The age of potential mates has been proposed to be an important target for mate choice by females. Alternative hypotheses predict preferences in either direction. Females might be expected to prefer older males because such males have demonstrated their capacity to survive. Alternatively, they might prefer younger males that have not accumulated deleterious mutations. Preferences in both directions have been observed in laboratory experiments, suggesting that this is an issue that needs to be understood within its ecological context. We measured individual behaviour and reproductive success in a natural population of the field cricket Gryllus campestris over 10 years. We found that in this annual insect, a male's age relative to his peers was poorly correlated with his life span. This suggests that there is limited potential for selection to favour female choice for older males because a strategy of choosing older males would not significantly increase a female's likelihood of mating with a long-lived male. Older males were more successful at pairing up with females at a burrow, but once paired they were less likely to mate with them. By genotyping the next generation of adults we confirmed that observations of both pairing up with a female and matings were associated with successful offspring production. However, there was no relationship between how old a male was at mating and how many adult offspring he had. This lack of evidence for any fitness benefits to females from mate choice in relation to male age was consistent with the observation that the age of males had opposite effects on their success in pairing up with females compared to their success in mating with them.

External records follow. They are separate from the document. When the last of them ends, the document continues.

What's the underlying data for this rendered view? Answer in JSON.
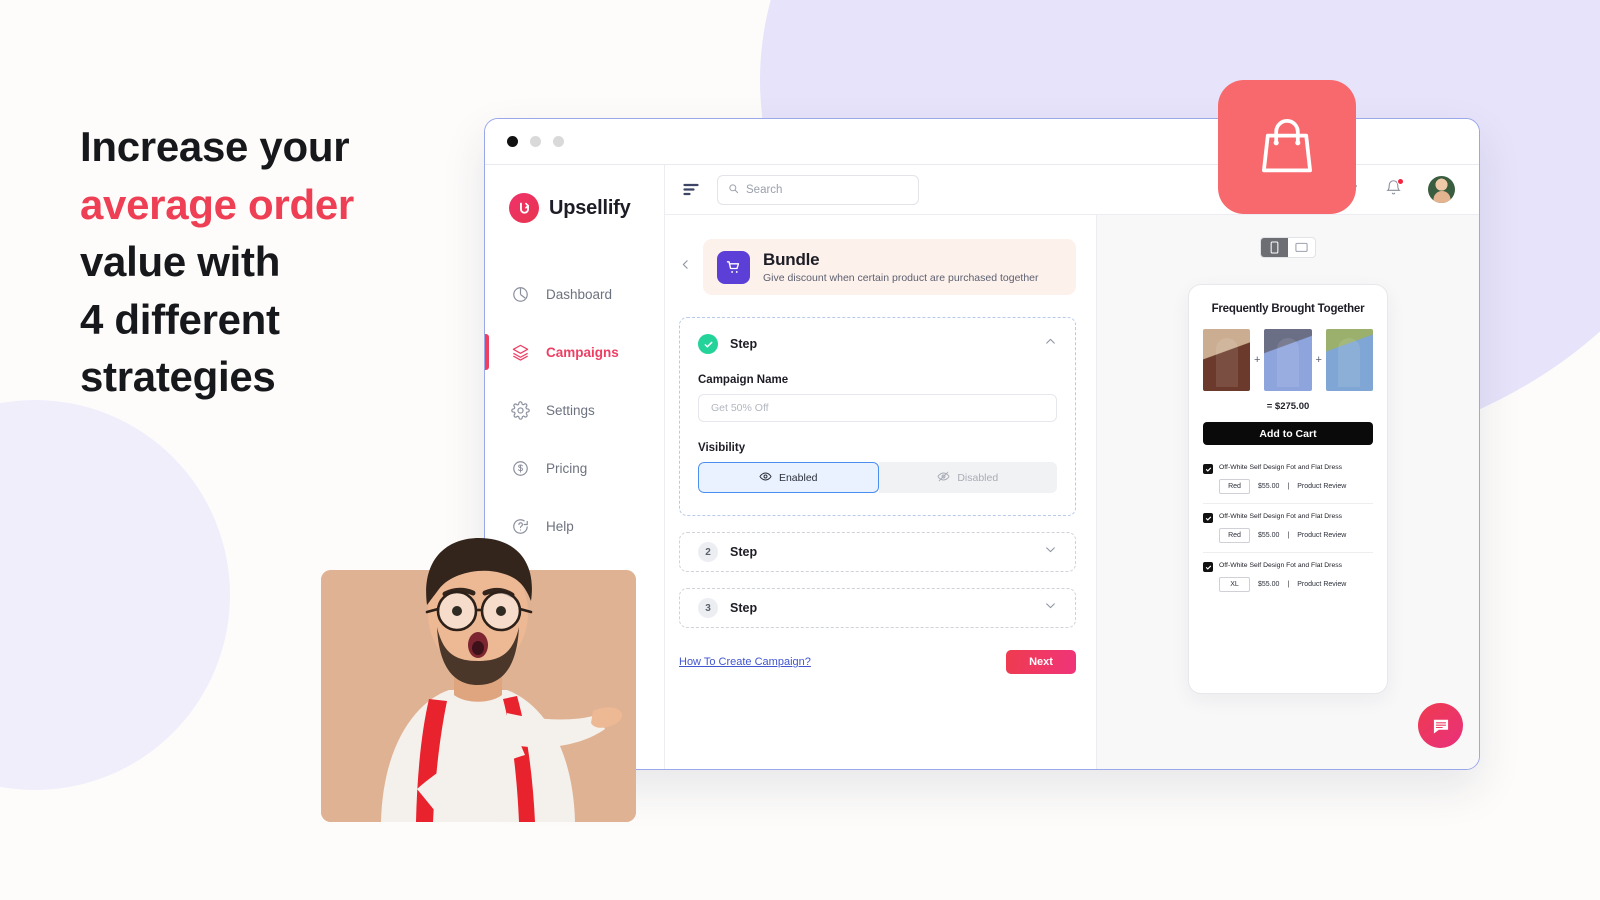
{
  "headline": {
    "line1": "Increase your",
    "line2_accent": "average order",
    "line3": "value with",
    "line4": "4 different",
    "line5": "strategies"
  },
  "colors": {
    "accent_pink": "#ee3f54",
    "brand_pink": "#ee3f63",
    "purple": "#5b3fd6",
    "green": "#23d39a",
    "blue": "#4a8ff0",
    "coral": "#f8696d",
    "background": "#fdfcfa",
    "lavender": "#e6e3fa"
  },
  "window": {
    "dots": [
      "window-dot-close",
      "window-dot-minimize",
      "window-dot-maximize"
    ]
  },
  "sidebar": {
    "brand": {
      "logo_letter": "U",
      "name": "Upsellify"
    },
    "items": [
      {
        "label": "Dashboard",
        "icon": "pie-chart-icon",
        "active": false
      },
      {
        "label": "Campaigns",
        "icon": "layers-icon",
        "active": true
      },
      {
        "label": "Settings",
        "icon": "gear-icon",
        "active": false
      },
      {
        "label": "Pricing",
        "icon": "dollar-circle-icon",
        "active": false
      },
      {
        "label": "Help",
        "icon": "question-circle-icon",
        "active": false
      }
    ]
  },
  "topbar": {
    "filter_icon": "filter-lines-icon",
    "search": {
      "placeholder": "Search",
      "icon": "search-icon"
    },
    "star_icon": "star-icon",
    "bell_icon": "bell-icon",
    "bell_has_badge": true,
    "avatar": "user-avatar"
  },
  "bundle": {
    "back_icon": "chevron-left-icon",
    "icon": "shopping-cart-icon",
    "title": "Bundle",
    "subtitle": "Give discount when certain product are purchased together"
  },
  "steps": [
    {
      "marker": "check",
      "label": "Step",
      "caret": "chevron-up-icon",
      "expanded": true,
      "fields": {
        "campaign_name_label": "Campaign Name",
        "campaign_name_placeholder": "Get 50% Off",
        "visibility_label": "Visibility",
        "visibility_options": [
          {
            "label": "Enabled",
            "icon": "eye-icon",
            "selected": true
          },
          {
            "label": "Disabled",
            "icon": "eye-off-icon",
            "selected": false
          }
        ]
      }
    },
    {
      "marker": "2",
      "label": "Step",
      "caret": "chevron-down-icon",
      "expanded": false
    },
    {
      "marker": "3",
      "label": "Step",
      "caret": "chevron-down-icon",
      "expanded": false
    }
  ],
  "form_footer": {
    "help_link": "How To Create Campaign?",
    "next_button": "Next"
  },
  "preview": {
    "device_toggle": [
      {
        "icon": "mobile-icon",
        "selected": true
      },
      {
        "icon": "desktop-icon",
        "selected": false
      }
    ],
    "widget": {
      "title": "Frequently Brought Together",
      "plus_symbol": "+",
      "total": "= $275.00",
      "add_to_cart": "Add to Cart",
      "products": [
        {
          "name": "Off-White Self Design Fot and Flat Dress",
          "variant": "Red",
          "price": "$55.00",
          "separator": "|",
          "review": "Product Review",
          "checked": true
        },
        {
          "name": "Off-White Self Design Fot and Flat Dress",
          "variant": "Red",
          "price": "$55.00",
          "separator": "|",
          "review": "Product Review",
          "checked": true
        },
        {
          "name": "Off-White Self Design Fot and Flat Dress",
          "variant": "XL",
          "price": "$55.00",
          "separator": "|",
          "review": "Product Review",
          "checked": true
        }
      ]
    }
  },
  "floating": {
    "app_badge_icon": "shopping-bag-icon",
    "chat_fab_icon": "chat-bubble-icon"
  },
  "person": {
    "alt": "surprised-man-pointing-right"
  }
}
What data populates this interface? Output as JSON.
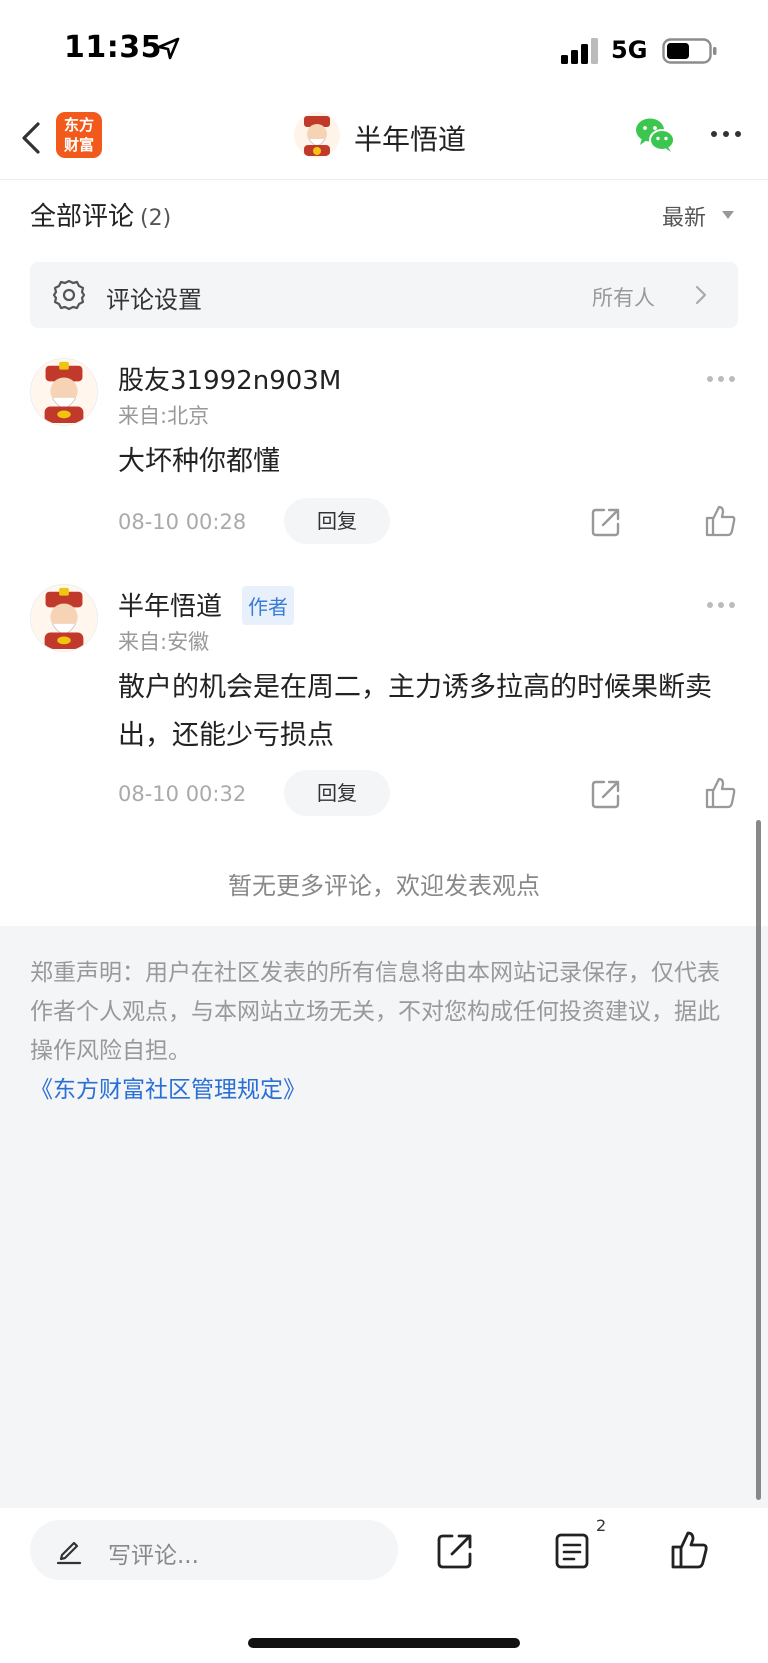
{
  "status_bar": {
    "time": "11:35",
    "network": "5G"
  },
  "nav": {
    "logo_line1": "东方",
    "logo_line2": "财富",
    "title": "半年悟道"
  },
  "comments_header": {
    "title": "全部评论",
    "count": "(2)",
    "sort": "最新"
  },
  "settings": {
    "label": "评论设置",
    "value": "所有人"
  },
  "comments": [
    {
      "name": "股友31992n903M",
      "location": "来自:北京",
      "text": "大坏种你都懂",
      "time": "08-10 00:28",
      "reply": "回复",
      "badge": ""
    },
    {
      "name": "半年悟道",
      "location": "来自:安徽",
      "text": "散户的机会是在周二，主力诱多拉高的时候果断卖出，还能少亏损点",
      "time": "08-10 00:32",
      "reply": "回复",
      "badge": "作者"
    }
  ],
  "no_more": "暂无更多评论，欢迎发表观点",
  "disclaimer": {
    "text": "郑重声明：用户在社区发表的所有信息将由本网站记录保存，仅代表作者个人观点，与本网站立场无关，不对您构成任何投资建议，据此操作风险自担。",
    "link": "《东方财富社区管理规定》"
  },
  "bottom_bar": {
    "placeholder": "写评论...",
    "comment_count": "2"
  },
  "colors": {
    "brand": "#f25a1c",
    "link": "#2a6fd6",
    "wechat": "#3cc64f",
    "panel_bg": "#f4f5f7"
  },
  "icons": [
    "location-arrow-icon",
    "signal-icon",
    "battery-icon",
    "back-chevron-icon",
    "wechat-icon",
    "more-icon",
    "gear-icon",
    "chevron-right-icon",
    "share-icon",
    "thumbs-up-icon",
    "pen-icon",
    "list-icon"
  ]
}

Keywords / Materials (for Non-textual outputs)
- female mate choice
- good males
- life span
- longevity senescence
- sperm ageing